Stereo audio is the standard use for most RCA cables. The issue with a well-shielded cable has to do with signal output voltage. Every preamplifier or receiver, whether home or car, outputs a certain level of audio signal, measured in volts. Most preamp outputs are 1 to 2 volts, while higher-end outputs measure from 4 to 14 volts. Higher voltages are commonly used in car audio applications to counter noise. However, resistance on the cable means that you are limited as to how far you can run the cable before losing significant voltage along the way and perhaps encountering hum and other undesirable effects. Most RCA audio cables that are built reasonably well with shielding can be run effectively from 100 to 200 feet.

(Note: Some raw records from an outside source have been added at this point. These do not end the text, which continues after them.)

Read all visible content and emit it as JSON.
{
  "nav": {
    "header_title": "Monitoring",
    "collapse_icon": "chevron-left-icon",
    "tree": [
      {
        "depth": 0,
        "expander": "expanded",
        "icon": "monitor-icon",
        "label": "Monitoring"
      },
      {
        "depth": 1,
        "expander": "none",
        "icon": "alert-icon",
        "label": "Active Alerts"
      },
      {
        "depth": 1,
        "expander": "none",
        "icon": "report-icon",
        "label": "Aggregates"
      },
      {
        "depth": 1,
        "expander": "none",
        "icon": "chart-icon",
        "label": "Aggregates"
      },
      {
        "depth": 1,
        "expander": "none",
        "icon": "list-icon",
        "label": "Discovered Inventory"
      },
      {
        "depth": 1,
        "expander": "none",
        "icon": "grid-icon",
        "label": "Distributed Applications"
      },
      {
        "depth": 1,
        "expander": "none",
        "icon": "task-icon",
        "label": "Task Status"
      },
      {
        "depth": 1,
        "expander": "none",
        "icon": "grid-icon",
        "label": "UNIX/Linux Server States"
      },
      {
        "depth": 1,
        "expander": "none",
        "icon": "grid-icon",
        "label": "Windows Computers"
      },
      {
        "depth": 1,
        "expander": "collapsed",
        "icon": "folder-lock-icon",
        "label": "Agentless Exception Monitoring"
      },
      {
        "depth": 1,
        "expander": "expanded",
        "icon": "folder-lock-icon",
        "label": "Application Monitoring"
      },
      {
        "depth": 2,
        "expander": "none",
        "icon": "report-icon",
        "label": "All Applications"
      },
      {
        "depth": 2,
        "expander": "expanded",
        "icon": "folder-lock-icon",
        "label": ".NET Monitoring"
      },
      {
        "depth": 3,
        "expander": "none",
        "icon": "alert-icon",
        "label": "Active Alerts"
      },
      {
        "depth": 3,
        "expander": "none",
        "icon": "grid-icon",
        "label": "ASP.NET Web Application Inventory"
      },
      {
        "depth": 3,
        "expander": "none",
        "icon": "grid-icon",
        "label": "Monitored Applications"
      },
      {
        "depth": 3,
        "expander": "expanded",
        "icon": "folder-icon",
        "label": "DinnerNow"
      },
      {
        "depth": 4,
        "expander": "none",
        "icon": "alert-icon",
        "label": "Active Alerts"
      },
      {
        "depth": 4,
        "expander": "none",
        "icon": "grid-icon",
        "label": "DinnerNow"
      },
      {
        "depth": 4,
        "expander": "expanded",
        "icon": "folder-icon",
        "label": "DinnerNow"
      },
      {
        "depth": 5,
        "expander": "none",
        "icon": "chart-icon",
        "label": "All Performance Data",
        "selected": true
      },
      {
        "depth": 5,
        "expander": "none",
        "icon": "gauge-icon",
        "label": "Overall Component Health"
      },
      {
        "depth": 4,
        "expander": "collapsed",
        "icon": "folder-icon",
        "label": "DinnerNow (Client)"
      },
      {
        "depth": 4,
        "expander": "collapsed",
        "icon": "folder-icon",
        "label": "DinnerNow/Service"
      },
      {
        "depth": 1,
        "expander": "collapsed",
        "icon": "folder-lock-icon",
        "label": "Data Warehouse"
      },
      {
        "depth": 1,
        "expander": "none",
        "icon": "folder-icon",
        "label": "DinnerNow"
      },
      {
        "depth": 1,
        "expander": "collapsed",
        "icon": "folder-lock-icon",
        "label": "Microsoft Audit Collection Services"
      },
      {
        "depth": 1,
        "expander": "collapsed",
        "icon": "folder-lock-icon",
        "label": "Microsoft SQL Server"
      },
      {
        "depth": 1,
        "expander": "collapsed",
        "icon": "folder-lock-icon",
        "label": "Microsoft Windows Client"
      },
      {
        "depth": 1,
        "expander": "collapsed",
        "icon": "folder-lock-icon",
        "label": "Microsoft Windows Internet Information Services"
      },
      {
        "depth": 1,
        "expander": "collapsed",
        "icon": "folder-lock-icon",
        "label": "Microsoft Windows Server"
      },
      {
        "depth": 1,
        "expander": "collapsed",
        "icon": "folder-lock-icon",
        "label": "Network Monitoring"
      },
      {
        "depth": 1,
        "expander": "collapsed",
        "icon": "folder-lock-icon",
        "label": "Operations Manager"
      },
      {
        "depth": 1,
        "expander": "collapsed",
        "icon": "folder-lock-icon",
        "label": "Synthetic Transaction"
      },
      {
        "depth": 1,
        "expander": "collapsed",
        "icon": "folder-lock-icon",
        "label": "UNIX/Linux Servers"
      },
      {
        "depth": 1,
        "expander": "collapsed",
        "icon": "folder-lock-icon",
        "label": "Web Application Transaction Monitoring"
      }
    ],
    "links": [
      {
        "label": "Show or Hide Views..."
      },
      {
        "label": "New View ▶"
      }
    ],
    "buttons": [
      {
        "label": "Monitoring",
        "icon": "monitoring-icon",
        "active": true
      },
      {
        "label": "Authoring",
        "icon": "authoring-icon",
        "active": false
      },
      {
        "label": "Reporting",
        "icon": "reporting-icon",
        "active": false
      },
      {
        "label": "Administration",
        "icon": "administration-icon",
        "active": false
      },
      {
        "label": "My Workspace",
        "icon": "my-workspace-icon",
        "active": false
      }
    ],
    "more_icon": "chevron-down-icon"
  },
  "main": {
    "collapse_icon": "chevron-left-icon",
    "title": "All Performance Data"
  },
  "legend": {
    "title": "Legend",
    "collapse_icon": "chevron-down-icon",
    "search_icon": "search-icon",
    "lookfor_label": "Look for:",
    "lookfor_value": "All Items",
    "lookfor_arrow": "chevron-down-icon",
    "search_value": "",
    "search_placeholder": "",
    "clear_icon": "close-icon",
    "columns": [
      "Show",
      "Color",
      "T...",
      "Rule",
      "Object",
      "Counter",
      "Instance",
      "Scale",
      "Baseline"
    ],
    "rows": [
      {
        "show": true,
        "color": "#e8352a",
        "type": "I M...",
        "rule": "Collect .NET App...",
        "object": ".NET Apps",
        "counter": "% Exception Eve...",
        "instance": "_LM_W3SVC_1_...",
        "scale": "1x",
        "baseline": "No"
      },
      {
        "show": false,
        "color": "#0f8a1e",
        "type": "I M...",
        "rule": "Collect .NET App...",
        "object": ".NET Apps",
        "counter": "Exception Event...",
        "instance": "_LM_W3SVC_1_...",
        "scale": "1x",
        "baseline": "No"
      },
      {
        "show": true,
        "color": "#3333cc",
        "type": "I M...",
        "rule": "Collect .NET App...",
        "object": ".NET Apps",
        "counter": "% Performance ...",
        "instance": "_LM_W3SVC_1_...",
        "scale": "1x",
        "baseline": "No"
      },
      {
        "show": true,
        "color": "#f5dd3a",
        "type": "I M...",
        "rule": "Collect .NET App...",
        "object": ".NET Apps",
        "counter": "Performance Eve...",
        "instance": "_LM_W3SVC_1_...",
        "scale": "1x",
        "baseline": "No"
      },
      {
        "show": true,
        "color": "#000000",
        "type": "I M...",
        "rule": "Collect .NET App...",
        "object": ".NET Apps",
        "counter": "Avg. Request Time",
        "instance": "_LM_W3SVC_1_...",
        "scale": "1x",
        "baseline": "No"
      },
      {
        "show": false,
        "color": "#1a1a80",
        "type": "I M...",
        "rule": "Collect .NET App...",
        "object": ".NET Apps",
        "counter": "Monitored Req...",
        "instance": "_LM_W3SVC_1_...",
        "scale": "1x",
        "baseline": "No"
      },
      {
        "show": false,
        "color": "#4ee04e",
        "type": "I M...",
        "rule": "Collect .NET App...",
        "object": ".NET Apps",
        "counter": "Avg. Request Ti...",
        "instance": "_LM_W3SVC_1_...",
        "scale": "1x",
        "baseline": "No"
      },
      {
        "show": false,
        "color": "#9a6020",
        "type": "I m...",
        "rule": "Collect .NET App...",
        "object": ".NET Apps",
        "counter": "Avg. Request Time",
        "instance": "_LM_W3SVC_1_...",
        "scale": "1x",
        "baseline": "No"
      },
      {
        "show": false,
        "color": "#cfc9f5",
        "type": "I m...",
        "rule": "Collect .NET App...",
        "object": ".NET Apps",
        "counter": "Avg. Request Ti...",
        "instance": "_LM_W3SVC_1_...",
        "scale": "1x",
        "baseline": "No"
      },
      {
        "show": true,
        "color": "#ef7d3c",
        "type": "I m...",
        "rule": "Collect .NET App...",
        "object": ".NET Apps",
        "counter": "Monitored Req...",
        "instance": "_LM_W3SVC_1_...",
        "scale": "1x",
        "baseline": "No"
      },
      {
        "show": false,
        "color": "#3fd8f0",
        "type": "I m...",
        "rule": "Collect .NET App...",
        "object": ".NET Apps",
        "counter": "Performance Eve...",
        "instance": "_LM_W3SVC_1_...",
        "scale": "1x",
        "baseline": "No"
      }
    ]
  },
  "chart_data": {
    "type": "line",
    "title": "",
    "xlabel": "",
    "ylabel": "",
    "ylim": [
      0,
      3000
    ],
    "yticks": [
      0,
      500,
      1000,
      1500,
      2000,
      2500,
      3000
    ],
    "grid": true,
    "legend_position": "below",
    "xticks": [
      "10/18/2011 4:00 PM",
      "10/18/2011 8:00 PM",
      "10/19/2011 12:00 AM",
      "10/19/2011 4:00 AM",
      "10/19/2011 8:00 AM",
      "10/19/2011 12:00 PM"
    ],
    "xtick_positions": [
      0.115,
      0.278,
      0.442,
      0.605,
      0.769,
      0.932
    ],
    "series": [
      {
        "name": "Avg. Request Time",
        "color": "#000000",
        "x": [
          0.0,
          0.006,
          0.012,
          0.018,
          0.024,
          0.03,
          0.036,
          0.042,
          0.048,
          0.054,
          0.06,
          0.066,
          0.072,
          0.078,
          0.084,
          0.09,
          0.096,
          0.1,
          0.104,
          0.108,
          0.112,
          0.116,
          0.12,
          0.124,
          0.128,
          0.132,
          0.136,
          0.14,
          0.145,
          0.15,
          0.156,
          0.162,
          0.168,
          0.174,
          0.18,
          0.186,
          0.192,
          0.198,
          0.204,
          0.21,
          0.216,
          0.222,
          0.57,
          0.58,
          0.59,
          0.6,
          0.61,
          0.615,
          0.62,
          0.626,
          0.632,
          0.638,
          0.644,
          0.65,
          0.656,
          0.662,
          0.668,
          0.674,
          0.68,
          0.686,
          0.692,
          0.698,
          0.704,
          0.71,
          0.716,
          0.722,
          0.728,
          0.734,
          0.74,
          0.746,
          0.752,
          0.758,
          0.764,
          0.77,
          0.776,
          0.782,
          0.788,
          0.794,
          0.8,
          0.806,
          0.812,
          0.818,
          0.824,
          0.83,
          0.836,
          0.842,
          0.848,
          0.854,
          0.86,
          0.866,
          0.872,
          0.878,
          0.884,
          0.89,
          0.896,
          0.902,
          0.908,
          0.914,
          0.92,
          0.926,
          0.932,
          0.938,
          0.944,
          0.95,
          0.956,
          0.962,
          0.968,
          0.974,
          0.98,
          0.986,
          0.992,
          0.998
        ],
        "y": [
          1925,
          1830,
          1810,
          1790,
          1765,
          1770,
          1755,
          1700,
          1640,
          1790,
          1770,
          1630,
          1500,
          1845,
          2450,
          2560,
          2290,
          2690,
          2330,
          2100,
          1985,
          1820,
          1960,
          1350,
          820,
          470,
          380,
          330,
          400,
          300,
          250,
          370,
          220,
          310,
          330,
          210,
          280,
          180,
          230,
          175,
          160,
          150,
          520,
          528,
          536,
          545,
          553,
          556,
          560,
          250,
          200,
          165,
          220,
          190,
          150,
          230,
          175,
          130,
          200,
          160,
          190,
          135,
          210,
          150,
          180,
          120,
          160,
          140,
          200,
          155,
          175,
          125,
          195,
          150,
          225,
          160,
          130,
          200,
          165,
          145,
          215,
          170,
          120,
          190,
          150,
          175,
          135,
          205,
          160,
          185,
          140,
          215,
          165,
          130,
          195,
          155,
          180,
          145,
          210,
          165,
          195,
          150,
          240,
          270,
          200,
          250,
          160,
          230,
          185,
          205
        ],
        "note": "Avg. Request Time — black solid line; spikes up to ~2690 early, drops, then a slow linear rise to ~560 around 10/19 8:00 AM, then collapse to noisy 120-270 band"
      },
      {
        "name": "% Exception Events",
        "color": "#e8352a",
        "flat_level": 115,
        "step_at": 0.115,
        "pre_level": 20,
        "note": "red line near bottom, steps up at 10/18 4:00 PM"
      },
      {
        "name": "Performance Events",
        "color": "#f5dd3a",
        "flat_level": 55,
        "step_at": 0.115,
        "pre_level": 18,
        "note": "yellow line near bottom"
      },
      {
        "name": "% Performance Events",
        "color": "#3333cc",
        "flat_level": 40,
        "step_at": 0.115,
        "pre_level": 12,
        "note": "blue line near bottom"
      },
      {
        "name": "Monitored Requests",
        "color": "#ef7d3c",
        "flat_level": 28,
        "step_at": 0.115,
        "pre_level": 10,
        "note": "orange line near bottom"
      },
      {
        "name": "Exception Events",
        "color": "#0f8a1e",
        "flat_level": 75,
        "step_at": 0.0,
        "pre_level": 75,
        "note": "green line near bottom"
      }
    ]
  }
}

RCA cables are found in clusters of three when used in a component video configuration. Each cable carries one of the red, blue and green components of the video signal. Here again, runs in the 200-foot range are common. However, unlike standard analog audio, impedance becomes an issue. A proper video cable is built to 75-ohm impedance, matching the output of the video device. This impedance prevents the cable from altering the video signal to a significant degree. In cases of long runs, it is important that the cable exhibit a deviation from this 75-ohm standard no more that 1 to 2 ohms total. Any more and shifting colors along with unequal color intensity may be exhibited.
RCAs used for digital audio are built the same and have the same parameters as component video cables. In this case as well, 75-ohm impedance is required for proper operation. Digital audio sent over RCA cables is robust, provided the impedance does not alter significantly. If it does, periodic drops in audio occur, due to too much data loss that cannot be recovered by the receiving device. Very often, RG-6 coaxial cable with RCA ends is used for long digital coaxial runs, given the extremely high bandwidth capability of this cabling type.
Shielding and Construction
RCA cables must be well shielded. This is true regardless of the application. In addition to resistance on the cable itself, electromagnetic and radio frequency interference may inject itself into the signal without the presence of shielding to block this. As the cabling becomes longer, these factors are increasingly important. Common shield types are foil and braided copper or aluminum, with the most effective being alternating foil and braid configurations. Foil shielding works best against electromagnetic interference, while the braid handles radio frequency intrusion.